(used in place of an indefinite article for emphasis): I was walking down the street when I heard this explosion.
(used with adjectives and adverbs of quantity or extent) to the extent or degree indicated: this far; this softly.
Origin of this
before 900; (pronoun and adj.) Middle English; Old English: nominative and accusative neuter singular of the demonstrative pronoun thes (masculine), thēos (feminine); cognate with German dies, Old Norse thissi; (adv.) Middle English, special use of the OE instrumental singular thȳs, thīs, accusative singular neuter this, perhaps by association with thus
Dictionary.com Unabridged Based on the Random House Unabridged Dictionary, © Random House, Inc. 2019
/ (ðiːz) /
- the form of this used before a plural nounthese men
- (as pronoun)I don't much care for these
/ (ðɪs) /
determiner (used before a singular noun)
- used preceding a noun referring to something or someone that is closer: distinct from thatthis dress is cheaper than that one; look at this picture
- (as pronoun)this is Mary and that is her boyfriend; take this
- used preceding a noun that has just been mentioned or is understoodthis plan of yours won't work
- (as pronoun)I first saw this on Sunday
- used to refer to something about to be said, read, etcconsider this argument

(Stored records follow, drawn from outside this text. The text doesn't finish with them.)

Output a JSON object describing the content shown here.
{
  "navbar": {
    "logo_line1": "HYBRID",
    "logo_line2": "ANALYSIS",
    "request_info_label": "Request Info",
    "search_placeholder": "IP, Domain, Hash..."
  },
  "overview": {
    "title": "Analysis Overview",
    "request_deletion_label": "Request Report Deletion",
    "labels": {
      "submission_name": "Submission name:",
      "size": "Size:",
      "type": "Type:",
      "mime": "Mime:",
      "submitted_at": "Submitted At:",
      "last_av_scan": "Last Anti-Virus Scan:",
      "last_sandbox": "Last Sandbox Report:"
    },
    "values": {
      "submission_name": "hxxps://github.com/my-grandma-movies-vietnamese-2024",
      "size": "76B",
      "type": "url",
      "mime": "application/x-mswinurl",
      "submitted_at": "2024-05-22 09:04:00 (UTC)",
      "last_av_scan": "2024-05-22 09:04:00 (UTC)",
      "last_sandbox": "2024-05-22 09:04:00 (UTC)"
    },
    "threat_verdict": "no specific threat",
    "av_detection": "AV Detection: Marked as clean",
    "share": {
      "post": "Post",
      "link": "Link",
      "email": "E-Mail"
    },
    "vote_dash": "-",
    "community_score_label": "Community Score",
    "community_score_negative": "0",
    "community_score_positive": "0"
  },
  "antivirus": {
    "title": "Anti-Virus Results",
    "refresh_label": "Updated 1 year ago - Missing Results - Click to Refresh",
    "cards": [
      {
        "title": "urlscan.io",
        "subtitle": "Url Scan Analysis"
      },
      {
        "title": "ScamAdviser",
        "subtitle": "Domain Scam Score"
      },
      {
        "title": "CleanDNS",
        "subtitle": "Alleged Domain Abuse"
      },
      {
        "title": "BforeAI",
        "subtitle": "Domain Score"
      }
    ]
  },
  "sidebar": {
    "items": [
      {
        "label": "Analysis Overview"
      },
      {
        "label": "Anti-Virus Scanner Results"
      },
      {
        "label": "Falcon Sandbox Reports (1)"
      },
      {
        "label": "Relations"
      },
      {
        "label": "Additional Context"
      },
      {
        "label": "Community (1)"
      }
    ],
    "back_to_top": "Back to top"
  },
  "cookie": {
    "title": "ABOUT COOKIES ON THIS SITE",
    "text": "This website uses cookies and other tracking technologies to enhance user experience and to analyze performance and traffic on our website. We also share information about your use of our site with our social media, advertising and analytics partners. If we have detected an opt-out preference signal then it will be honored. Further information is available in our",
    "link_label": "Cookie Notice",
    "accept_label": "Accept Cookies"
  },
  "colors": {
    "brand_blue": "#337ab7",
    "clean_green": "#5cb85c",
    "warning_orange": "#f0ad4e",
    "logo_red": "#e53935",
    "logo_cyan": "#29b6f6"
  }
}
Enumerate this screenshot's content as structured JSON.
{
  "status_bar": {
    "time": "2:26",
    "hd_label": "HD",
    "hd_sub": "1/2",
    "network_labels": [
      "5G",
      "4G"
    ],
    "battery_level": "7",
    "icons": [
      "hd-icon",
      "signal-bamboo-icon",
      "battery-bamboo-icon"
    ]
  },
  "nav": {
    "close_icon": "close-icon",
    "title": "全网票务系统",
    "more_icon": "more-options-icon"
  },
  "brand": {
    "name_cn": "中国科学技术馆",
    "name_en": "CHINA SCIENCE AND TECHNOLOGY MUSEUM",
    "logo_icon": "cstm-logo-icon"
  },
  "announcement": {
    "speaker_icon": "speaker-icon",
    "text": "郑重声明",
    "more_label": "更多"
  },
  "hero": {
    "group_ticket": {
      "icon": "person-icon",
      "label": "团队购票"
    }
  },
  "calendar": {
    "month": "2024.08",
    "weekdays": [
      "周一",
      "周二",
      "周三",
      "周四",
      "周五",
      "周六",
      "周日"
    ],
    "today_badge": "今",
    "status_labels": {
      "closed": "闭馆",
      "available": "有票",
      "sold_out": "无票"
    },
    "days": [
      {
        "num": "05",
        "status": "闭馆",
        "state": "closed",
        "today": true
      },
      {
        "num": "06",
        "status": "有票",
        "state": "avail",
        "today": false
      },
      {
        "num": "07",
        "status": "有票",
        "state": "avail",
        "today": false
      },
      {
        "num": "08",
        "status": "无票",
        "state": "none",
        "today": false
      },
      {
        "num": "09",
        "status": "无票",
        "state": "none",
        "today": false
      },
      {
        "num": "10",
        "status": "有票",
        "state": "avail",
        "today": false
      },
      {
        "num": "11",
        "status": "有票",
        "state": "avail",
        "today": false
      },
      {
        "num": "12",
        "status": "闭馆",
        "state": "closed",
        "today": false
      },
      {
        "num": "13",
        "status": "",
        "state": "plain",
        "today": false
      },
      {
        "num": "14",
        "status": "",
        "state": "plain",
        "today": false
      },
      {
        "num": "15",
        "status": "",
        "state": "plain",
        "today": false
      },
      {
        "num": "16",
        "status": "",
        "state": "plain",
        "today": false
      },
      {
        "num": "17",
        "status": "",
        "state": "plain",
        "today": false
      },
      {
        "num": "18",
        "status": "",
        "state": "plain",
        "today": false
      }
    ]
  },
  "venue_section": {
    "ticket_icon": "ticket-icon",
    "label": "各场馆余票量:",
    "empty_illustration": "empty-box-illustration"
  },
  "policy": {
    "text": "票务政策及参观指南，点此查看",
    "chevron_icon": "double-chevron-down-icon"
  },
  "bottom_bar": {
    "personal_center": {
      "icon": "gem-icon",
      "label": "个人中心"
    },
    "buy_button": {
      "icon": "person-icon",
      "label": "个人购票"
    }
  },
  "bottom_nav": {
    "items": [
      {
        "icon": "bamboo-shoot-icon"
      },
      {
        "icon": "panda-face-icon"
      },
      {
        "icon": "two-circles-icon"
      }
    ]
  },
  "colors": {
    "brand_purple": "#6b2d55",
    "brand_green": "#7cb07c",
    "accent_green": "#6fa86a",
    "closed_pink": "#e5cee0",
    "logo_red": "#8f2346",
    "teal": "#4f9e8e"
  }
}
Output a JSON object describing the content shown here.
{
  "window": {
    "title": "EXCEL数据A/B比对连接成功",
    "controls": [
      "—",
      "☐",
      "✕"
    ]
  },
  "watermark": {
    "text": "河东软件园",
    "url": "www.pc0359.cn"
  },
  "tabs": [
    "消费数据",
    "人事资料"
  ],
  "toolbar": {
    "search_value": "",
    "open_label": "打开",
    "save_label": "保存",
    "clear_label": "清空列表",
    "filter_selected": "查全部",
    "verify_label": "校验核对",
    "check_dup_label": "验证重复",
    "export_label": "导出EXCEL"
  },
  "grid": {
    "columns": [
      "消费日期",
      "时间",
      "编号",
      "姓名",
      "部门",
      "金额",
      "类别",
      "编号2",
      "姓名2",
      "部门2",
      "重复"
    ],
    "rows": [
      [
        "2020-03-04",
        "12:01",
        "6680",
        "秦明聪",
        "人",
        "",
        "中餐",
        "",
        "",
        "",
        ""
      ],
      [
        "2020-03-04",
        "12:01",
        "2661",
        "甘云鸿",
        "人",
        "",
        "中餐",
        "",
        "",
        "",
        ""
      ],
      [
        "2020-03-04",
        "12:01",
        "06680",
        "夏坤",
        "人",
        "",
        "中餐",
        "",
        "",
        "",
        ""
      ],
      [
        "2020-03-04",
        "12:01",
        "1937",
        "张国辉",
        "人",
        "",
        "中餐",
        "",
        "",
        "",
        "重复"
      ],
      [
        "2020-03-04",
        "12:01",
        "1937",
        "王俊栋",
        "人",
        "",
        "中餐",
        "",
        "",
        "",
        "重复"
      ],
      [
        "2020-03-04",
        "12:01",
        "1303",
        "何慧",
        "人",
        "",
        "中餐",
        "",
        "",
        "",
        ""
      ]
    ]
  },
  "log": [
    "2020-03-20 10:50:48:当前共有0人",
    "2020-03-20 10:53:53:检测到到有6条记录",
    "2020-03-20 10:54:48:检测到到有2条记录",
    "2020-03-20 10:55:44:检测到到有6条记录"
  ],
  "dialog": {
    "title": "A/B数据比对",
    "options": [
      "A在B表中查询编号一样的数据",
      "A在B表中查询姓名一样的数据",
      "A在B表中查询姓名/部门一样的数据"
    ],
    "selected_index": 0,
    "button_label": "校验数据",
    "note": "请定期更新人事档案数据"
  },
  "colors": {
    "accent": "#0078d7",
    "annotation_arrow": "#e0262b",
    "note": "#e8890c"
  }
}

- (as pronoun)listen to this
- the present or immediatethis time you'll know better
- (as pronoun)before this, I was mistaken
used with adjectives and adverbs to specify a precise degree that is about to be mentionedgo just this fast and you'll be safe
Word Origin for this
Old English thēs, thēos, this (masculine, feminine, neuter singular); related to Old Saxon thit, Old High German diz, Old Norse thessi
Collins English Dictionary - Complete & Unabridged 2012 Digital Edition © William Collins Sons & Co. Ltd. 1979, 1986 © HarperCollins Publishers 1998, 2000, 2003, 2005, 2006, 2007, 2009, 2012
see one of these days.
In addition to the idioms beginning with this
- this and that
- this is where I came in
- this side of
- at this point
- at this rate
- at this stage
- from this day forward
- in this day and age
- out of this world
- shuffle off (this mortal coil)
The American Heritage® Idioms Dictionary Copyright © 2002, 2001, 1995 by Houghton Mifflin Harcourt Publishing Company. Published by Houghton Mifflin Harcourt Publishing Company.